Guwahati News Desk: Two waste-based projects in Assam have won an international award for taking their businesses to a higher, greener level.
Shree Guru Plastics and Inside Out, two enterprises based in Guwahati, won €10,000 and six months of business mentoring to help make their ideas a reality.
They were among the 100 entries from across the world for a zero-waste city challenge organized by WasteAid, a U.K.-based international NGO between April and July.
While Shree Guru Plastics, founded by Dilip Das, has been recycling post-consumer low-value plastics in Guwahati for a decade now, Inside Out formed by the Rupankar Bhattacharjee and Aniket Dhar has ventured into making paper out of water hyacinth, which is considered the most troublesome weed on earth.
“We have been collecting low-value contaminated plastic and recycling them to produce thin film used in the construction industry. Our facility processes 11 tonnes of plastics a month and with the seed funding from WasteAid, we hope to increase the capacity to 19 tonnes a month,” Mr. Das said.
His firm currently employs 13 women in processing and seven ragpickers for collection. The expansion is expected to generate employment for 15 more women.
“Our weed-to-paper project aims at reducing the need for wood pulp and will provide employment to 23 local people, including semi-skilled laborers and unskilled laborers for waste collection,” Mr. Bhattacharjee said.
Water hyacinths are a major ecological worry in wetland-rich Assam.
“We are excited to support these entrepreneurs and to help develop sustainable resource management in Guwahati by improving recycling rates for low-value plastics and turning ecological waste into valuable products,” Dinesh Bandela, WasteAid’s project manager for India said.
According to the NGO, the prize money will be used to grow local circular economy businesses in Guwahati, where only 10% of the waste generated is recycled.

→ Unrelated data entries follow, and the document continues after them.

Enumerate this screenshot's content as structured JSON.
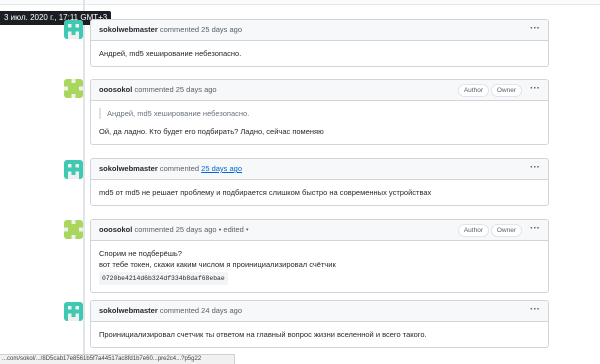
{
  "tooltip": "3 июл. 2020 г., 17:11 GMT+3",
  "status_url": "...com/sokol/.../8D5cab17e8561b5f7a44517ac8fd1b7e60...pre2c4...?p5g22",
  "comments": [
    {
      "author": "sokolwebmaster",
      "time_prefix": "commented",
      "time": "25 days ago",
      "body": "Андрей, md5 хеширование небезопасно."
    },
    {
      "author": "ooosokol",
      "time_prefix": "commented",
      "time": "25 days ago",
      "badge_author": "Author",
      "badge_owner": "Owner",
      "quote": "Андрей, md5 хеширование небезопасно.",
      "body": "Ой, да ладно. Кто будет его подбирать? Ладно, сейчас поменяю"
    },
    {
      "author": "sokolwebmaster",
      "time_prefix": "commented",
      "time": "25 days ago",
      "body": "md5 от md5 не решает проблему и подбирается слишком быстро на современных устройствах"
    },
    {
      "author": "ooosokol",
      "time_prefix": "commented",
      "time": "25 days ago",
      "edited": "• edited",
      "badge_author": "Author",
      "badge_owner": "Owner",
      "body_line1": "Спорим не подберёшь?",
      "body_line2": "вот тебе токен, скажи каким числом я проинициализировал счётчик",
      "code": "0720be4214d6b324df334b8daf68ebae"
    },
    {
      "author": "sokolwebmaster",
      "time_prefix": "commented",
      "time": "24 days ago",
      "body": "Проинициализировал счетчик ты ответом на главный вопрос жизни вселенной и всего такого."
    }
  ],
  "more_icon": "kebab-horizontal-icon",
  "colors": {
    "accent": "#0366d6",
    "identicon_a": "#3fc8b2",
    "identicon_b": "#a9d65c"
  }
}
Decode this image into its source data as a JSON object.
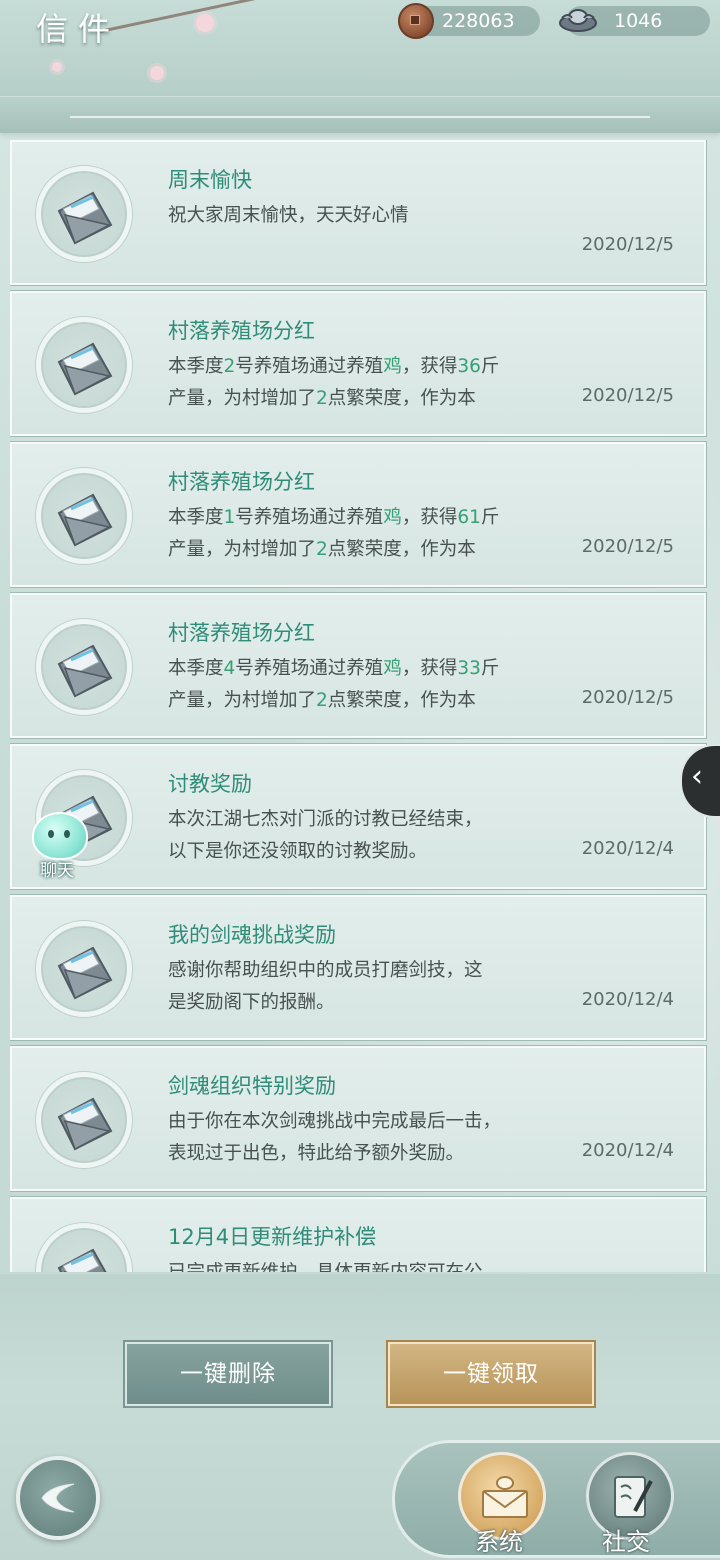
{
  "header": {
    "title": "信件",
    "copper": "228063",
    "silver": "1046"
  },
  "mails": [
    {
      "title": "周末愉快",
      "body": [
        {
          "t": "祝大家周末愉快，天天好心情"
        }
      ],
      "date": "2020/12/5"
    },
    {
      "title": "村落养殖场分红",
      "body": [
        {
          "t": "本季度"
        },
        {
          "t": "2",
          "hl": true
        },
        {
          "t": "号养殖场通过养殖"
        },
        {
          "t": "鸡",
          "hl": true
        },
        {
          "t": "，获得"
        },
        {
          "t": "36",
          "hl": true
        },
        {
          "t": "斤\n产量，为村增加了"
        },
        {
          "t": "2",
          "hl": true
        },
        {
          "t": "点繁荣度，作为本"
        }
      ],
      "date": "2020/12/5"
    },
    {
      "title": "村落养殖场分红",
      "body": [
        {
          "t": "本季度"
        },
        {
          "t": "1",
          "hl": true
        },
        {
          "t": "号养殖场通过养殖"
        },
        {
          "t": "鸡",
          "hl": true
        },
        {
          "t": "，获得"
        },
        {
          "t": "61",
          "hl": true
        },
        {
          "t": "斤\n产量，为村增加了"
        },
        {
          "t": "2",
          "hl": true
        },
        {
          "t": "点繁荣度，作为本"
        }
      ],
      "date": "2020/12/5"
    },
    {
      "title": "村落养殖场分红",
      "body": [
        {
          "t": "本季度"
        },
        {
          "t": "4",
          "hl": true
        },
        {
          "t": "号养殖场通过养殖"
        },
        {
          "t": "鸡",
          "hl": true
        },
        {
          "t": "，获得"
        },
        {
          "t": "33",
          "hl": true
        },
        {
          "t": "斤\n产量，为村增加了"
        },
        {
          "t": "2",
          "hl": true
        },
        {
          "t": "点繁荣度，作为本"
        }
      ],
      "date": "2020/12/5"
    },
    {
      "title": "讨教奖励",
      "body": [
        {
          "t": "本次江湖七杰对门派的讨教已经结束，\n以下是你还没领取的讨教奖励。"
        }
      ],
      "date": "2020/12/4"
    },
    {
      "title": "我的剑魂挑战奖励",
      "body": [
        {
          "t": "感谢你帮助组织中的成员打磨剑技，这\n是奖励阁下的报酬。"
        }
      ],
      "date": "2020/12/4"
    },
    {
      "title": "剑魂组织特别奖励",
      "body": [
        {
          "t": "由于你在本次剑魂挑战中完成最后一击，\n表现过于出色，特此给予额外奖励。"
        }
      ],
      "date": "2020/12/4"
    },
    {
      "title": "12月4日更新维护补偿",
      "body": [
        {
          "t": "已完成更新维护，具体更新内容可在公"
        }
      ],
      "date": ""
    }
  ],
  "chat": {
    "label": "聊天"
  },
  "buttons": {
    "delete_all": "一键删除",
    "claim_all": "一键领取"
  },
  "tabs": {
    "system": "系统",
    "social": "社交"
  },
  "colors": {
    "title_green": "#2f8c78",
    "highlight_green": "#35a074",
    "claim_gold": "#b89459"
  }
}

The circular economy is a “model of production and consumption that involves sharing, leasing, reusing, repairing, refurbishing and recycling, existing materials and products for as long as possible” to tackle global challenges such as waste, pollution, climate change, and biodiversity loss.